AIM OF THE TASK: Below are some records. Pull every line that contains the word "glyph".

Interface dataset entries
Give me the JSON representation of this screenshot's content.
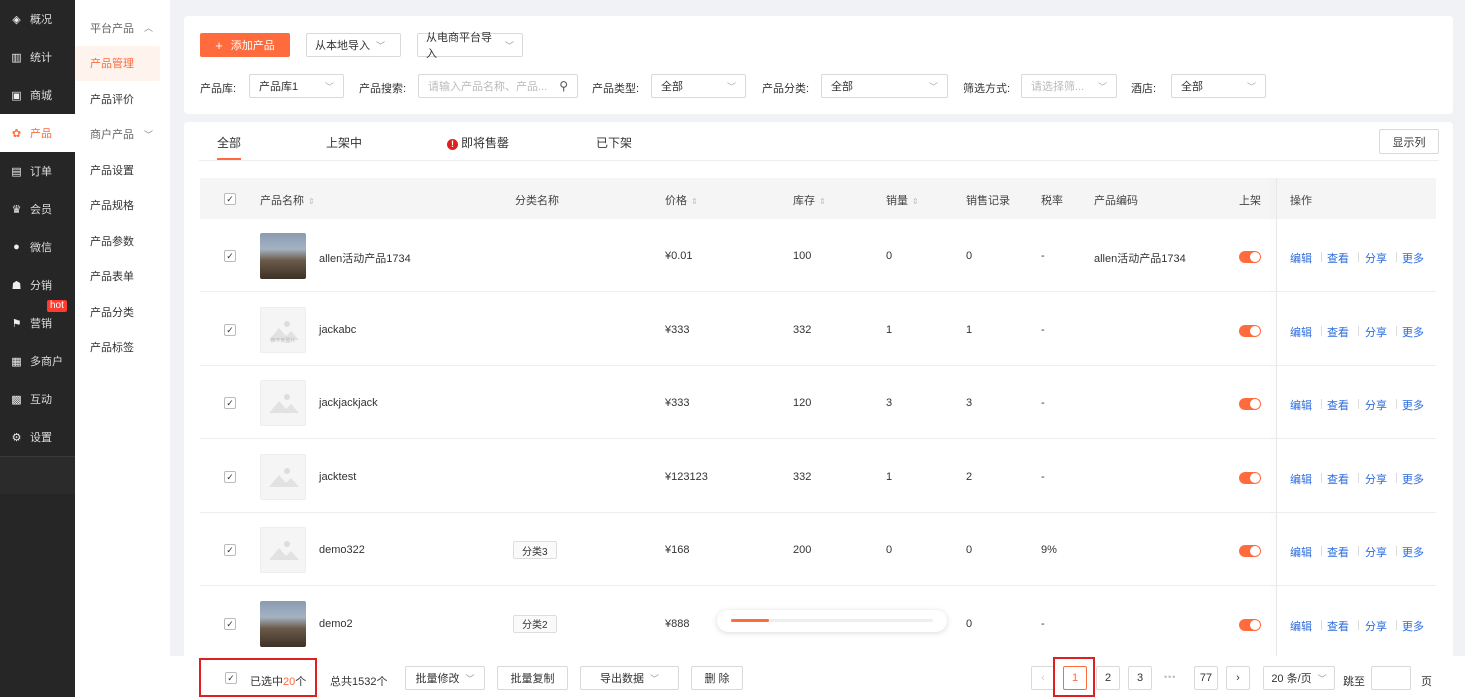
{
  "sidebar": {
    "items": [
      {
        "label": "概况",
        "icon": "layers-icon",
        "glyph": "◈"
      },
      {
        "label": "统计",
        "icon": "chart-icon",
        "glyph": "▥"
      },
      {
        "label": "商城",
        "icon": "store-icon",
        "glyph": "▣"
      },
      {
        "label": "产品",
        "icon": "apps-icon",
        "glyph": "✿",
        "active": true
      },
      {
        "label": "订单",
        "icon": "order-icon",
        "glyph": "▤"
      },
      {
        "label": "会员",
        "icon": "crown-icon",
        "glyph": "♛"
      },
      {
        "label": "微信",
        "icon": "wechat-icon",
        "glyph": "●"
      },
      {
        "label": "分销",
        "icon": "distribution-icon",
        "glyph": "☗"
      },
      {
        "label": "营销",
        "icon": "flag-icon",
        "glyph": "⚑",
        "badge": "hot"
      },
      {
        "label": "多商户",
        "icon": "merchant-icon",
        "glyph": "▦"
      },
      {
        "label": "互动",
        "icon": "interaction-icon",
        "glyph": "▩"
      },
      {
        "label": "设置",
        "icon": "gear-icon",
        "glyph": "⚙"
      }
    ]
  },
  "subnav": {
    "items": [
      {
        "label": "平台产品",
        "group": true,
        "chev": "︿"
      },
      {
        "label": "产品管理",
        "active": true
      },
      {
        "label": "产品评价"
      },
      {
        "label": "商户产品",
        "group": true,
        "chev": "﹀"
      },
      {
        "label": "产品设置"
      },
      {
        "label": "产品规格"
      },
      {
        "label": "产品参数"
      },
      {
        "label": "产品表单"
      },
      {
        "label": "产品分类"
      },
      {
        "label": "产品标签"
      }
    ]
  },
  "toolbar": {
    "add_label": "添加产品",
    "import_local": "从本地导入",
    "import_ecom": "从电商平台导入"
  },
  "filters": {
    "library_label": "产品库:",
    "library_value": "产品库1",
    "search_label": "产品搜索:",
    "search_placeholder": "请输入产品名称、产品...",
    "type_label": "产品类型:",
    "type_value": "全部",
    "category_label": "产品分类:",
    "category_value": "全部",
    "filter_label": "筛选方式:",
    "filter_placeholder": "请选择筛...",
    "hotel_label": "酒店:",
    "hotel_value": "全部"
  },
  "tabs": [
    "全部",
    "上架中",
    "即将售罄",
    "已下架"
  ],
  "columns_button": "显示列",
  "table": {
    "headers": {
      "name": "产品名称",
      "category": "分类名称",
      "price": "价格",
      "stock": "库存",
      "sales": "销量",
      "records": "销售记录",
      "tax": "税率",
      "code": "产品编码",
      "shelf": "上架",
      "ops": "操作"
    },
    "ops": [
      "编辑",
      "查看",
      "分享",
      "更多"
    ],
    "rows": [
      {
        "name": "allen活动产品1734",
        "category": "",
        "price": "¥0.01",
        "stock": "100",
        "sales": "0",
        "records": "0",
        "tax": "-",
        "code": "allen活动产品1734",
        "thumb": "photo"
      },
      {
        "name": "jackabc",
        "category": "",
        "price": "¥333",
        "stock": "332",
        "sales": "1",
        "records": "1",
        "tax": "-",
        "code": "",
        "thumb": "placeholder-text",
        "thumb_text": "推不到图片"
      },
      {
        "name": "jackjackjack",
        "category": "",
        "price": "¥333",
        "stock": "120",
        "sales": "3",
        "records": "3",
        "tax": "-",
        "code": "",
        "thumb": "placeholder"
      },
      {
        "name": "jacktest",
        "category": "",
        "price": "¥123123",
        "stock": "332",
        "sales": "1",
        "records": "2",
        "tax": "-",
        "code": "",
        "thumb": "placeholder"
      },
      {
        "name": "demo322",
        "category": "分类3",
        "price": "¥168",
        "stock": "200",
        "sales": "0",
        "records": "0",
        "tax": "9%",
        "code": "",
        "thumb": "placeholder"
      },
      {
        "name": "demo2",
        "category": "分类2",
        "price": "¥888",
        "stock": "",
        "sales": "",
        "records": "0",
        "tax": "-",
        "code": "",
        "thumb": "photo"
      }
    ]
  },
  "loading_progress": 0.19,
  "bottom": {
    "selected_prefix": "已选中",
    "selected_count": "20",
    "selected_suffix": "个",
    "total": "总共1532个",
    "batch_edit": "批量修改",
    "batch_copy": "批量复制",
    "export": "导出数据",
    "delete": "删 除"
  },
  "pagination": {
    "prev": "‹",
    "next": "›",
    "pages": [
      "1",
      "2",
      "3"
    ],
    "ellipsis": "•••",
    "last": "77",
    "page_size": "20 条/页",
    "jump_label": "跳至",
    "page_suffix": "页"
  },
  "colors": {
    "accent": "#ff6b3d",
    "link": "#2d6cdf",
    "highlight": "#e02020"
  }
}
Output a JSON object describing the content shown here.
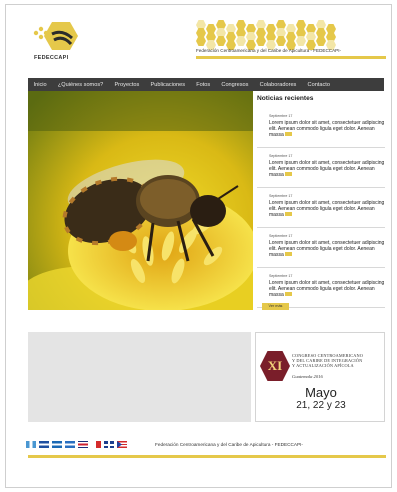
{
  "header": {
    "logo_text": "FEDECCAPI",
    "org_title": "Federación Centroamericana y del Caribe de Apicultura - FEDECCAPI-"
  },
  "nav": {
    "items": [
      {
        "label": "Inicio"
      },
      {
        "label": "¿Quiénes somos?"
      },
      {
        "label": "Proyectos"
      },
      {
        "label": "Publicaciones"
      },
      {
        "label": "Fotos"
      },
      {
        "label": "Congresos"
      },
      {
        "label": "Colaboradores"
      },
      {
        "label": "Contacto"
      }
    ]
  },
  "news": {
    "title": "Noticias recientes",
    "items": [
      {
        "date": "Septiembre 17",
        "body": "Lorem ipsum dolor sit amet, consectetuer adipiscing elit. Aenean commodo ligula eget dolor. Aenean massa"
      },
      {
        "date": "Septiembre 17",
        "body": "Lorem ipsum dolor sit amet, consectetuer adipiscing elit. Aenean commodo ligula eget dolor. Aenean massa"
      },
      {
        "date": "Septiembre 17",
        "body": "Lorem ipsum dolor sit amet, consectetuer adipiscing elit. Aenean commodo ligula eget dolor. Aenean massa"
      },
      {
        "date": "Septiembre 17",
        "body": "Lorem ipsum dolor sit amet, consectetuer adipiscing elit. Aenean commodo ligula eget dolor. Aenean massa"
      },
      {
        "date": "Septiembre 17",
        "body": "Lorem ipsum dolor sit amet, consectetuer adipiscing elit. Aenean commodo ligula eget dolor. Aenean massa"
      }
    ],
    "more_label": "Ver más"
  },
  "congress": {
    "number": "XI",
    "line1": "Congreso Centroamericano",
    "line2": "y del Caribe de Integración",
    "line3": "y actualización Apícola",
    "place": "Guatemala 2016",
    "month": "Mayo",
    "days": "21, 22 y 23"
  },
  "footer": {
    "text": "Federación Centroamericana y del Caribe de Apicultura - FEDECCAPI-"
  },
  "colors": {
    "accent": "#e5c84a",
    "nav_bg": "#3d3d3d",
    "congress_badge": "#7a1e2a"
  }
}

COMPLETED EXERCISE:
        "glyph": "◈"
        "glyph": "▥"
        "glyph": "▣"
        "glyph": "✿",
        "glyph": "▤"
        "glyph": "♛"
        "glyph": "●"
        "glyph": "☗"
        "glyph": "⚑",
        "glyph": "▦"
        "glyph": "▩"
        "glyph": "⚙"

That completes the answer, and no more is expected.